The increased availability of fast, affordable internet and digital services has seen the number of new businesses and start ups around the world increase exponentially over the last few years and none more so than in the Middle East, North Africa (MENA) region.
According to Magnitt, the networking platform for start ups in the Middle East, 2016 saw an investment of $889 million in new businesses across MENA with predicted figures set to rise for 2017.
MENA governments are actively encouraging new start-ups and this rapid growth has seen the emergence of some hugely successful companies including Flat6Labs in Egypt, Oasis 500 in Jordan and Tenmou in Bahrain. Other MENA start ups have flourished to the point of being bought by global giants such as the online retailer Souq which was recently bought by internet giant, Amazon and Careem, an app based delivery service which operates in 44 MENA cities and employs over 100,000 drivers.
There are a number of reasons for the sharp growth in MENA start ups. One such reason is the prevalence of unemployment in the region, a figure placed at around 30% for young people in the Middle East. Adding to the unemployment problem, the MENA Action Group reports that for young people in MENA, the gap between jobs and those with relevant job skills continues to widen year on year.

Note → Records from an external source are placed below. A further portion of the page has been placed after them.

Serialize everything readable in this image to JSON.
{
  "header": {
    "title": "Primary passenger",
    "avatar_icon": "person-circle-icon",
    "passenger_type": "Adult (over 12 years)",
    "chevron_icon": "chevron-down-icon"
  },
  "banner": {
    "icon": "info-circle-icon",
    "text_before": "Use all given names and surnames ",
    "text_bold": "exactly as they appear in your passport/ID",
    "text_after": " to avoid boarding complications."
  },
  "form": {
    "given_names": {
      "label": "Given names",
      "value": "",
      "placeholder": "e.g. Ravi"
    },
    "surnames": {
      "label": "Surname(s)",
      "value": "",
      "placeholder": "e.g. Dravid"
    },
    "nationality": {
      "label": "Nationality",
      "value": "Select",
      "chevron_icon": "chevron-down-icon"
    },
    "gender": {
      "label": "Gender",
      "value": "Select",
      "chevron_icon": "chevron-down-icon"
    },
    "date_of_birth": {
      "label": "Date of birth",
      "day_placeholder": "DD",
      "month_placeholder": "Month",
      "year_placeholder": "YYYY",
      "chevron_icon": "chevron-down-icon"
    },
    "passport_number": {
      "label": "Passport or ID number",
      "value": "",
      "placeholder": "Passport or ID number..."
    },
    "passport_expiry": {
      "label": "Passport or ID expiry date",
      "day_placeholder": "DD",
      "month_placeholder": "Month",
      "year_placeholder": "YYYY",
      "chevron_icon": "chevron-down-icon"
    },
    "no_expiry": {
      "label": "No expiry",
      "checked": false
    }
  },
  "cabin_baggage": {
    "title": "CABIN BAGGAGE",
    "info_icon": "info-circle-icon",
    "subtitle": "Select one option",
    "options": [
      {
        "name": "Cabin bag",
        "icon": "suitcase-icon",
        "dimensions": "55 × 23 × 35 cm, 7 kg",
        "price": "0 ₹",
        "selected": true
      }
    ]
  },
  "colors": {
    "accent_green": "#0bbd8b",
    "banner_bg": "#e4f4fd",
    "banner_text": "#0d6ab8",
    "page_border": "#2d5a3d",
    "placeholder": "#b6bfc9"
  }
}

The MENA Civil Society warns that the region must invest further in developing entrepreneurial knowledge and skills in order to prevent further decline and to create new jobs and opportunities.
Another reason for the growth in MENA start ups is, again, increased access to computer and the internet. A simple Google search shows that there are a great number of online courses and sources of information available at increasingly affordable prices and, sometimes free, of charge. This access to crucial training and information goes a long way to explaining the surge in self-starters within this unlikely part of the world.

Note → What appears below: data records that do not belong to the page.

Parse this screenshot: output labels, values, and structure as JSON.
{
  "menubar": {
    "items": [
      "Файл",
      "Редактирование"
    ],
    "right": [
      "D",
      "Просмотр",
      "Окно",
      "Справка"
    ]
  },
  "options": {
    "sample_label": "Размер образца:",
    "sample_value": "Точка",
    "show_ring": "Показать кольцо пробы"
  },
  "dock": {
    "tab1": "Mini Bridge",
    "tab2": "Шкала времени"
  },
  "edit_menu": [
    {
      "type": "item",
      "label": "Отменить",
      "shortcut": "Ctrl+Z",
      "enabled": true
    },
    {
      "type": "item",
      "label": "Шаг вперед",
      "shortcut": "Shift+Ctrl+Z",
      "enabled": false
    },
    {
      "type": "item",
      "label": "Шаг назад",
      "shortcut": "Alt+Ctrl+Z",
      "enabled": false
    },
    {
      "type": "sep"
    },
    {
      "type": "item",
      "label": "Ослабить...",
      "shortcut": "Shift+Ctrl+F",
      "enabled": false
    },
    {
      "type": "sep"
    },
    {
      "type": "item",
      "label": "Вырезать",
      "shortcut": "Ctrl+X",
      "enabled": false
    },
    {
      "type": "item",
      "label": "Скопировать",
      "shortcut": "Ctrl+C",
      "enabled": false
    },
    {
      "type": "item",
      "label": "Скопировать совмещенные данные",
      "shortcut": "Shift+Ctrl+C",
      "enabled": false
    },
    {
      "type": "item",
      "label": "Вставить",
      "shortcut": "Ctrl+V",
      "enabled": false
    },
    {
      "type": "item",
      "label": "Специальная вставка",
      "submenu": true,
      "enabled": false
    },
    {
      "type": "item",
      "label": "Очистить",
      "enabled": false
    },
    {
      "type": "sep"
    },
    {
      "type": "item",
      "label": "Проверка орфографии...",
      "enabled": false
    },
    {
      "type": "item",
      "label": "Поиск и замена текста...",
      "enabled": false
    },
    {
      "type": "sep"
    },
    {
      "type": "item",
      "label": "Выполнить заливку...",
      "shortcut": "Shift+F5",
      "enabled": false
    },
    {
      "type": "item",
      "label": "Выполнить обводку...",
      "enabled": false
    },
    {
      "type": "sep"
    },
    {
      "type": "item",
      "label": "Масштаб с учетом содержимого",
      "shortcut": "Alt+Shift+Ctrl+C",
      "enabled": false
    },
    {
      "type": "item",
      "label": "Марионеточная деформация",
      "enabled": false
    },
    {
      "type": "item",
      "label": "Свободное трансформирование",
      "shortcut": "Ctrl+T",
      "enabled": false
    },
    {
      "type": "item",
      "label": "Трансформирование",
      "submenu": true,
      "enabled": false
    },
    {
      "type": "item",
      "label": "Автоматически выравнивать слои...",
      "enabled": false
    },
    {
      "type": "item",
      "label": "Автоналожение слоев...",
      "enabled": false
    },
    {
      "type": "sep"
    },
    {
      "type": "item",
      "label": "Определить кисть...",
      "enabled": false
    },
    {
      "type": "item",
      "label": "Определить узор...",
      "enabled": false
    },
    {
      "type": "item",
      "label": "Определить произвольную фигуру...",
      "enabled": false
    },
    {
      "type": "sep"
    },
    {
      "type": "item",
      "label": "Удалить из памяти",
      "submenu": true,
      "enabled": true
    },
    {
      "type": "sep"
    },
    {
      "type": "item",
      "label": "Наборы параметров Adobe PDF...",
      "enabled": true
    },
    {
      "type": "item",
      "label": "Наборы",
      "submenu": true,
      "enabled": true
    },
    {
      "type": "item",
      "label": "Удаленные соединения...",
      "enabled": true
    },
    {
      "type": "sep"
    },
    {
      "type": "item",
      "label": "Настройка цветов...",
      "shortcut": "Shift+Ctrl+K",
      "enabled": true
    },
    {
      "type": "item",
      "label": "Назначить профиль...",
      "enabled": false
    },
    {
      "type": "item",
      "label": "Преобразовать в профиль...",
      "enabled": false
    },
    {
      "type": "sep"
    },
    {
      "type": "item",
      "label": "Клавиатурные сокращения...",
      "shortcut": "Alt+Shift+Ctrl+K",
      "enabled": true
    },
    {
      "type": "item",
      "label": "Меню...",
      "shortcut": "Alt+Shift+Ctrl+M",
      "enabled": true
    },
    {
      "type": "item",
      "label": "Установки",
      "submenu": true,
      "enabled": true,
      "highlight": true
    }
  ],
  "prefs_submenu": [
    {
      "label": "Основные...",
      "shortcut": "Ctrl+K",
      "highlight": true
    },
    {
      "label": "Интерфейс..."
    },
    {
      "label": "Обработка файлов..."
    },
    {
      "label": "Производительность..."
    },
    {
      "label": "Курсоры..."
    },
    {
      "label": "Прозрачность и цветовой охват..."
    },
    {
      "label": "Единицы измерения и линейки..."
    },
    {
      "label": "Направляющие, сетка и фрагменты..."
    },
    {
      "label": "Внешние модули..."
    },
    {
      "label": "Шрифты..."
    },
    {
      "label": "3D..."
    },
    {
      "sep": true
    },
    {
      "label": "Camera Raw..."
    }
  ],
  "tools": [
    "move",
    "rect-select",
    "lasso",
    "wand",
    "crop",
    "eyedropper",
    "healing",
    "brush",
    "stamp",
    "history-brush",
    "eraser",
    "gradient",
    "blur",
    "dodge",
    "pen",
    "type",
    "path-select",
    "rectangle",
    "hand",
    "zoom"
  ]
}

With the growing number of MEN start-ups and entrepreneurs comes an increased need for accurate, reliable translation services. Improved communication through mobile and digital methods means that it is now easier than ever for companies across the globe to trade together, with many start ups becoming so successful that they’re opening new branches in countries around the world. With the increase in communication methods comes a vital requirement for that communication to be accurate. When trading occurs between two very different cultures, it is of paramount importance that translation is provided by a professional who is not just fluent in both languages but also understands the nuances and quirks. Nothing will end a business relationship faster than one party causing offence to the other, whether intentionally or not and, over the years, many a business has fallen victim to bad or sloppy translation. Translation is particularly important when communication will involve a lot of technical or industry-specific jargon. Mistranslation of such jargon can result in loss of revenue, loss of business and, in the cases of medical organisations, catastrophic health issues and, even death.

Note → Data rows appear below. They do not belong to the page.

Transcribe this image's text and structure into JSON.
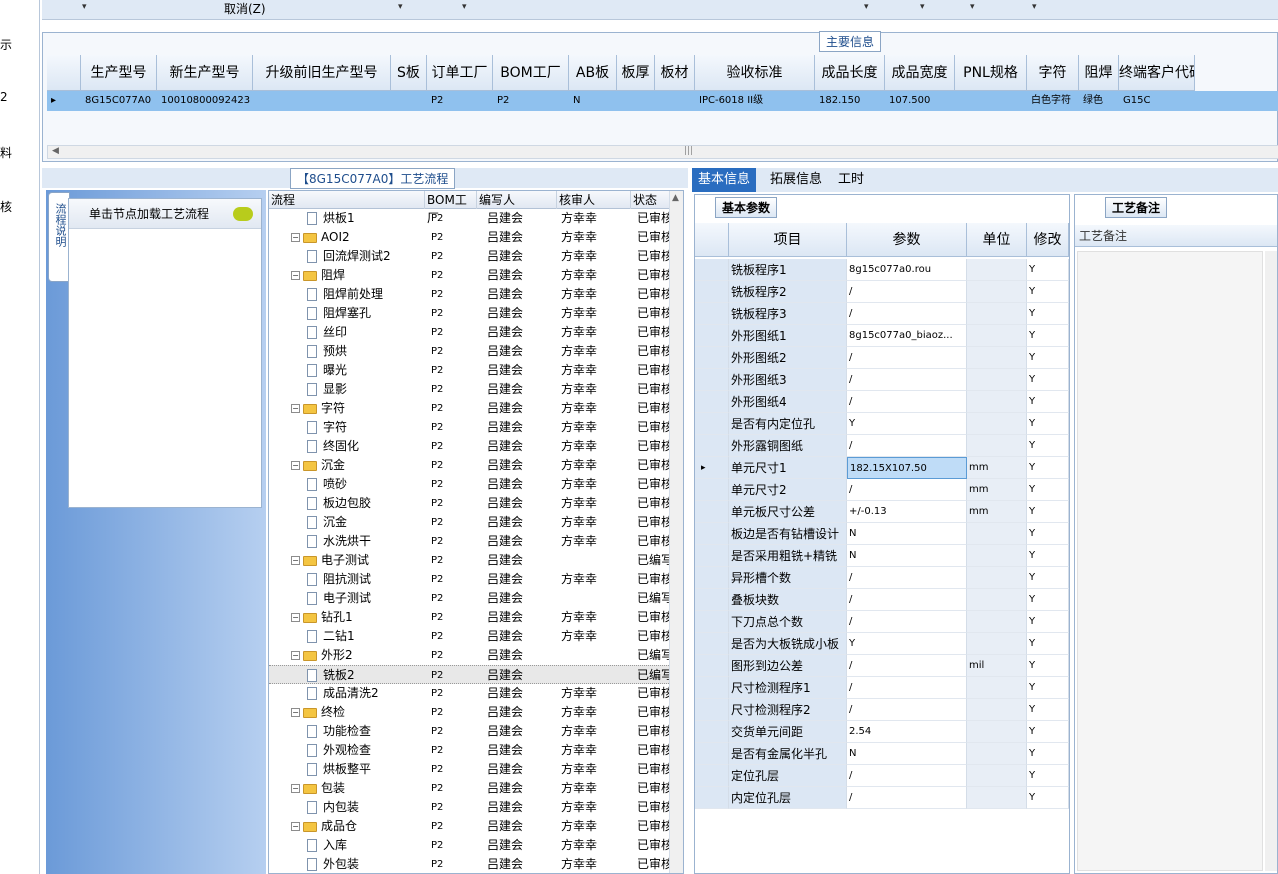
{
  "left_strip": {
    "items": [
      "示",
      "2",
      "料",
      "核"
    ]
  },
  "toolbar": {
    "cancel_label": "取消(Z)"
  },
  "main_panel": {
    "tab_label": "主要信息",
    "columns": [
      "生产型号",
      "新生产型号",
      "升级前旧生产型号",
      "S板",
      "订单工厂",
      "BOM工厂",
      "AB板",
      "板厚",
      "板材",
      "验收标准",
      "成品长度",
      "成品宽度",
      "PNL规格",
      "字符",
      "阻焊",
      "终端客户代码"
    ],
    "row": [
      "8G15C077A0",
      "10010800092423",
      "",
      "",
      "P2",
      "P2",
      "N",
      "",
      "",
      "IPC-6018 II级",
      "182.150",
      "107.500",
      "",
      "白色字符",
      "绿色",
      "G15C"
    ]
  },
  "flow": {
    "title": "【8G15C077A0】工艺流程",
    "side_tab": "流程说明",
    "node_hint": "单击节点加载工艺流程",
    "columns": [
      "流程",
      "BOM工厂",
      "编写人",
      "核审人",
      "状态"
    ],
    "rows": [
      {
        "name": "烘板1",
        "level": 2,
        "folder": false,
        "factory": "P2",
        "writer": "吕建会",
        "reviewer": "方幸幸",
        "status": "已审核"
      },
      {
        "name": "AOI2",
        "level": 1,
        "folder": true,
        "factory": "P2",
        "writer": "吕建会",
        "reviewer": "方幸幸",
        "status": "已审核"
      },
      {
        "name": "回流焊测试2",
        "level": 2,
        "folder": false,
        "factory": "P2",
        "writer": "吕建会",
        "reviewer": "方幸幸",
        "status": "已审核"
      },
      {
        "name": "阻焊",
        "level": 1,
        "folder": true,
        "factory": "P2",
        "writer": "吕建会",
        "reviewer": "方幸幸",
        "status": "已审核"
      },
      {
        "name": "阻焊前处理",
        "level": 2,
        "folder": false,
        "factory": "P2",
        "writer": "吕建会",
        "reviewer": "方幸幸",
        "status": "已审核"
      },
      {
        "name": "阻焊塞孔",
        "level": 2,
        "folder": false,
        "factory": "P2",
        "writer": "吕建会",
        "reviewer": "方幸幸",
        "status": "已审核"
      },
      {
        "name": "丝印",
        "level": 2,
        "folder": false,
        "factory": "P2",
        "writer": "吕建会",
        "reviewer": "方幸幸",
        "status": "已审核"
      },
      {
        "name": "预烘",
        "level": 2,
        "folder": false,
        "factory": "P2",
        "writer": "吕建会",
        "reviewer": "方幸幸",
        "status": "已审核"
      },
      {
        "name": "曝光",
        "level": 2,
        "folder": false,
        "factory": "P2",
        "writer": "吕建会",
        "reviewer": "方幸幸",
        "status": "已审核"
      },
      {
        "name": "显影",
        "level": 2,
        "folder": false,
        "factory": "P2",
        "writer": "吕建会",
        "reviewer": "方幸幸",
        "status": "已审核"
      },
      {
        "name": "字符",
        "level": 1,
        "folder": true,
        "factory": "P2",
        "writer": "吕建会",
        "reviewer": "方幸幸",
        "status": "已审核"
      },
      {
        "name": "字符",
        "level": 2,
        "folder": false,
        "factory": "P2",
        "writer": "吕建会",
        "reviewer": "方幸幸",
        "status": "已审核"
      },
      {
        "name": "终固化",
        "level": 2,
        "folder": false,
        "factory": "P2",
        "writer": "吕建会",
        "reviewer": "方幸幸",
        "status": "已审核"
      },
      {
        "name": "沉金",
        "level": 1,
        "folder": true,
        "factory": "P2",
        "writer": "吕建会",
        "reviewer": "方幸幸",
        "status": "已审核"
      },
      {
        "name": "喷砂",
        "level": 2,
        "folder": false,
        "factory": "P2",
        "writer": "吕建会",
        "reviewer": "方幸幸",
        "status": "已审核"
      },
      {
        "name": "板边包胶",
        "level": 2,
        "folder": false,
        "factory": "P2",
        "writer": "吕建会",
        "reviewer": "方幸幸",
        "status": "已审核"
      },
      {
        "name": "沉金",
        "level": 2,
        "folder": false,
        "factory": "P2",
        "writer": "吕建会",
        "reviewer": "方幸幸",
        "status": "已审核"
      },
      {
        "name": "水洗烘干",
        "level": 2,
        "folder": false,
        "factory": "P2",
        "writer": "吕建会",
        "reviewer": "方幸幸",
        "status": "已审核"
      },
      {
        "name": "电子测试",
        "level": 1,
        "folder": true,
        "factory": "P2",
        "writer": "吕建会",
        "reviewer": "",
        "status": "已编写"
      },
      {
        "name": "阻抗测试",
        "level": 2,
        "folder": false,
        "factory": "P2",
        "writer": "吕建会",
        "reviewer": "方幸幸",
        "status": "已审核"
      },
      {
        "name": "电子测试",
        "level": 2,
        "folder": false,
        "factory": "P2",
        "writer": "吕建会",
        "reviewer": "",
        "status": "已编写"
      },
      {
        "name": "钻孔1",
        "level": 1,
        "folder": true,
        "factory": "P2",
        "writer": "吕建会",
        "reviewer": "方幸幸",
        "status": "已审核"
      },
      {
        "name": "二钻1",
        "level": 2,
        "folder": false,
        "factory": "P2",
        "writer": "吕建会",
        "reviewer": "方幸幸",
        "status": "已审核"
      },
      {
        "name": "外形2",
        "level": 1,
        "folder": true,
        "factory": "P2",
        "writer": "吕建会",
        "reviewer": "",
        "status": "已编写"
      },
      {
        "name": "铣板2",
        "level": 2,
        "folder": false,
        "factory": "P2",
        "writer": "吕建会",
        "reviewer": "",
        "status": "已编写",
        "selected": true
      },
      {
        "name": "成品清洗2",
        "level": 2,
        "folder": false,
        "factory": "P2",
        "writer": "吕建会",
        "reviewer": "方幸幸",
        "status": "已审核"
      },
      {
        "name": "终检",
        "level": 1,
        "folder": true,
        "factory": "P2",
        "writer": "吕建会",
        "reviewer": "方幸幸",
        "status": "已审核"
      },
      {
        "name": "功能检查",
        "level": 2,
        "folder": false,
        "factory": "P2",
        "writer": "吕建会",
        "reviewer": "方幸幸",
        "status": "已审核"
      },
      {
        "name": "外观检查",
        "level": 2,
        "folder": false,
        "factory": "P2",
        "writer": "吕建会",
        "reviewer": "方幸幸",
        "status": "已审核"
      },
      {
        "name": "烘板整平",
        "level": 2,
        "folder": false,
        "factory": "P2",
        "writer": "吕建会",
        "reviewer": "方幸幸",
        "status": "已审核"
      },
      {
        "name": "包装",
        "level": 1,
        "folder": true,
        "factory": "P2",
        "writer": "吕建会",
        "reviewer": "方幸幸",
        "status": "已审核"
      },
      {
        "name": "内包装",
        "level": 2,
        "folder": false,
        "factory": "P2",
        "writer": "吕建会",
        "reviewer": "方幸幸",
        "status": "已审核"
      },
      {
        "name": "成品仓",
        "level": 1,
        "folder": true,
        "factory": "P2",
        "writer": "吕建会",
        "reviewer": "方幸幸",
        "status": "已审核"
      },
      {
        "name": "入库",
        "level": 2,
        "folder": false,
        "factory": "P2",
        "writer": "吕建会",
        "reviewer": "方幸幸",
        "status": "已审核"
      },
      {
        "name": "外包装",
        "level": 2,
        "folder": false,
        "factory": "P2",
        "writer": "吕建会",
        "reviewer": "方幸幸",
        "status": "已审核"
      }
    ]
  },
  "right_tabs": [
    "基本信息",
    "拓展信息",
    "工时"
  ],
  "params": {
    "tab_label": "基本参数",
    "columns": [
      "项目",
      "参数",
      "单位",
      "修改"
    ],
    "rows": [
      [
        "铣板程序1",
        "8g15c077a0.rou",
        "",
        "Y"
      ],
      [
        "铣板程序2",
        "/",
        "",
        "Y"
      ],
      [
        "铣板程序3",
        "/",
        "",
        "Y"
      ],
      [
        "外形图纸1",
        "8g15c077a0_biaoz...",
        "",
        "Y"
      ],
      [
        "外形图纸2",
        "/",
        "",
        "Y"
      ],
      [
        "外形图纸3",
        "/",
        "",
        "Y"
      ],
      [
        "外形图纸4",
        "/",
        "",
        "Y"
      ],
      [
        "是否有内定位孔",
        "Y",
        "",
        "Y"
      ],
      [
        "外形露铜图纸",
        "/",
        "",
        "Y"
      ],
      [
        "单元尺寸1",
        "182.15X107.50",
        "mm",
        "Y"
      ],
      [
        "单元尺寸2",
        "/",
        "mm",
        "Y"
      ],
      [
        "单元板尺寸公差",
        "+/-0.13",
        "mm",
        "Y"
      ],
      [
        "板边是否有钻槽设计",
        "N",
        "",
        "Y"
      ],
      [
        "是否采用粗铣+精铣",
        "N",
        "",
        "Y"
      ],
      [
        "异形槽个数",
        "/",
        "",
        "Y"
      ],
      [
        "叠板块数",
        "/",
        "",
        "Y"
      ],
      [
        "下刀点总个数",
        "/",
        "",
        "Y"
      ],
      [
        "是否为大板铣成小板",
        "Y",
        "",
        "Y"
      ],
      [
        "图形到边公差",
        "/",
        "mil",
        "Y"
      ],
      [
        "尺寸检测程序1",
        "/",
        "",
        "Y"
      ],
      [
        "尺寸检测程序2",
        "/",
        "",
        "Y"
      ],
      [
        "交货单元间距",
        "2.54",
        "",
        "Y"
      ],
      [
        "是否有金属化半孔",
        "N",
        "",
        "Y"
      ],
      [
        "定位孔层",
        "/",
        "",
        "Y"
      ],
      [
        "内定位孔层",
        "/",
        "",
        "Y"
      ]
    ]
  },
  "remark": {
    "tab_label": "工艺备注",
    "column": "工艺备注"
  },
  "colors": {
    "selected_row": "#8fc1ee",
    "active_tab": "#2a6dc0",
    "header_bg": "#dce7f4"
  }
}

More than two thirds of executives in MENA see the region as a growing market for start ups and entrepreneurship, a feeling which is echoed by Andrew Scott, Professor of Economics in London who said, “Entrepreneurs, not established firms, tend to be the most important source of innovation – particularly with the recent decline in oil prices. Economic growth in MENA will come from different sectors and it is important that the private sector takes over the momentum from the government.”
As MENA looks toward equipping future generations with the necessary skills for the next century of industry, the impressive growth within the Middle East is set to rise even further and, as these companies begin to reach out to their compatriots on other shores, language and translation will be key in continuing this success.